With one hand firmly grasping a trusty cocktail recipe book, like PDT Cocktail Book (Sterling, $24.95), Death & Co. (Ten Speed, $40) or The 12 Bottle Bar (Workman, $14.95), I've been perfecting my own bartending technique. And there's nothing quite like a fresh, cool drink enjoyed while reading on a sunlit deck in summertime. Here are several of my recent favorite cocktail and book pairings:
Rosemary Tom Collins (rosemary-infused gin, lemon juice, simple syrup and seltzer, over ice in a Collins glass): the bitter herb infusion complicates this classic's light, tart effervescence, making it the perfect companion for the genealogical and paranormal investigation Hannah Nordhaus documents in American Ghost (Harper, $25.99). History twisted by legend makes for the best haunting stories, and folklore often associates rosemary with remembering the dead.
Rattlesnake (rye, lemon juice, agave syrup and egg white in an absinthe-rinsed coupe): I love drinks with a frothy whip on top. They're often rich, mesmerizing cocktails and this one, with its whisky base, carries a powerful bite, one not dissimilar to the vibrant, luxurious verse in Parneshia Jones's book Vessel (Milkweed, $16). Sip both of them slowly; savor them.
Champs-Élysées (cognac, lemon juice, green chartreuse, simple syrup, angostura bitters in a chilled coupe): known for its many delightful attractions, the thoroughfare in Paris from which this drink derives its name is perfectly analogous to the curious and varied flavors swirling in the glass. In perhaps an artless pairing on my part, it makes sense to be enjoyed with sensual, tempting story of Édouard Manet's muse in Paris Red (Norton, $24.95), a novel by Maureen Gibbon. Sultry and intense, their pleasures are plentiful.
Of course, while enjoying a book, there is no wrong libation to sip.

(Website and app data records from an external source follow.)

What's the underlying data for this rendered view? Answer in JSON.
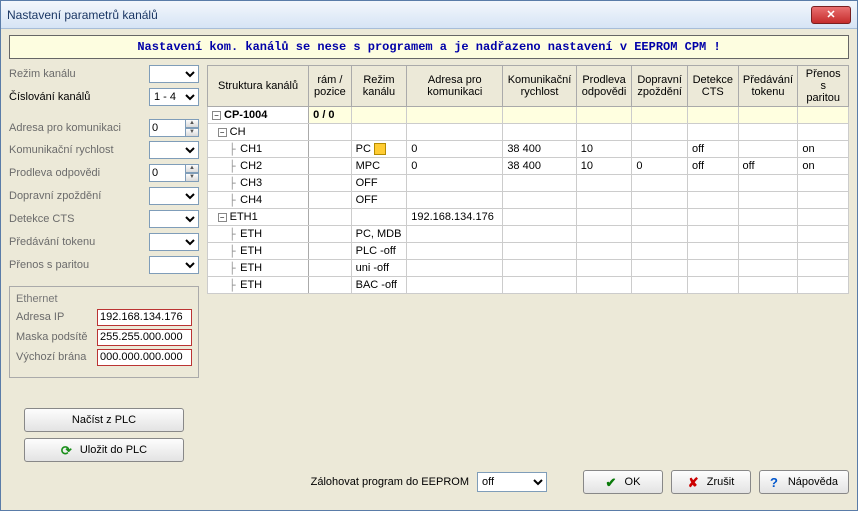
{
  "window": {
    "title": "Nastavení parametrů kanálů"
  },
  "banner": "Nastavení kom. kanálů se nese s programem a je nadřazeno nastavení v EEPROM CPM !",
  "left": {
    "rezim_kanalu": "Režim kanálu",
    "cislovani": "Číslování kanálů",
    "cislovani_val": "1 - 4",
    "adresa_kom": "Adresa pro komunikaci",
    "adresa_kom_val": "0",
    "kom_rychlost": "Komunikační rychlost",
    "prodleva": "Prodleva odpovědi",
    "prodleva_val": "0",
    "dopr_zpozdeni": "Dopravní zpoždění",
    "detekce_cts": "Detekce CTS",
    "predavani": "Předávání tokenu",
    "prenos_paritou": "Přenos s paritou",
    "eth": {
      "legend": "Ethernet",
      "ip_lbl": "Adresa IP",
      "ip": "192.168.134.176",
      "mask_lbl": "Maska podsítě",
      "mask": "255.255.000.000",
      "gw_lbl": "Výchozí brána",
      "gw": "000.000.000.000"
    },
    "btn_read": "Načíst z PLC",
    "btn_save": "Uložit do PLC"
  },
  "table": {
    "headers": {
      "struct": "Struktura kanálů",
      "frame": "rám / pozice",
      "mode": "Režim kanálu",
      "addr": "Adresa pro komunikaci",
      "speed": "Komunikační rychlost",
      "delay": "Prodleva odpovědi",
      "tdelay": "Dopravní zpoždění",
      "cts": "Detekce CTS",
      "token": "Předávání tokenu",
      "parity": "Přenos s paritou"
    },
    "rows": [
      {
        "tree": "CP-1004",
        "lvl": 0,
        "exp": "-",
        "bold": true,
        "hl": true,
        "frame": "0 / 0"
      },
      {
        "tree": "CH",
        "lvl": 1,
        "exp": "-"
      },
      {
        "tree": "CH1",
        "lvl": 2,
        "mode": "PC",
        "modeicon": true,
        "addr": "0",
        "speed": "38 400",
        "delay": "10",
        "cts": "off",
        "parity": "on"
      },
      {
        "tree": "CH2",
        "lvl": 2,
        "mode": "MPC",
        "addr": "0",
        "speed": "38 400",
        "delay": "10",
        "tdelay": "0",
        "cts": "off",
        "token": "off",
        "parity": "on"
      },
      {
        "tree": "CH3",
        "lvl": 2,
        "mode": "OFF"
      },
      {
        "tree": "CH4",
        "lvl": 2,
        "mode": "OFF"
      },
      {
        "tree": "ETH1",
        "lvl": 1,
        "exp": "-",
        "addr": "192.168.134.176"
      },
      {
        "tree": "ETH",
        "lvl": 2,
        "mode": "PC, MDB"
      },
      {
        "tree": "ETH",
        "lvl": 2,
        "mode": "PLC -off"
      },
      {
        "tree": "ETH",
        "lvl": 2,
        "mode": "uni -off"
      },
      {
        "tree": "ETH",
        "lvl": 2,
        "mode": "BAC -off"
      }
    ]
  },
  "bottom": {
    "backup_lbl": "Zálohovat program do EEPROM",
    "backup_val": "off",
    "ok": "OK",
    "cancel": "Zrušit",
    "help": "Nápověda"
  }
}
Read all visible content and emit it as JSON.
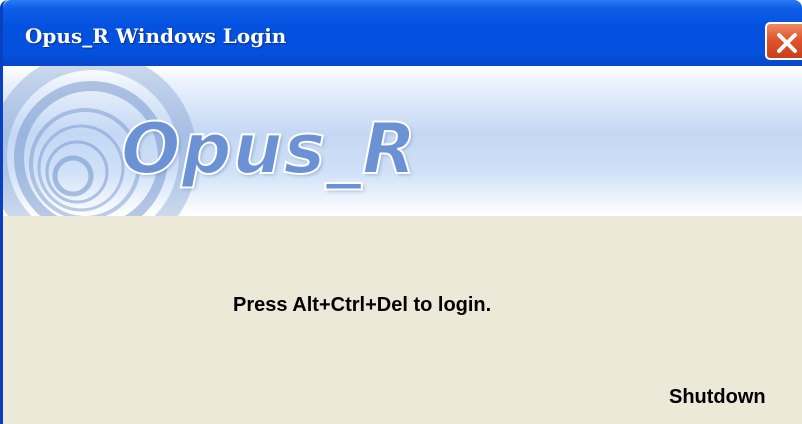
{
  "window": {
    "title": "Opus_R Windows Login",
    "close_icon": "close-icon"
  },
  "banner": {
    "logo_text": "Opus_R",
    "logo_icon": "swirl-logo-icon"
  },
  "content": {
    "message": "Press Alt+Ctrl+Del to login.",
    "shutdown_label": "Shutdown"
  },
  "colors": {
    "titlebar": "#0451e0",
    "close_button": "#e0552d",
    "dialog_background": "#ece9d8",
    "logo_text": "#6b92d4"
  }
}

Whatever suits your mood will do just fine, and mine tends toward the old fashioned. --Dave Wheeler, associate editor, Shelf Awareness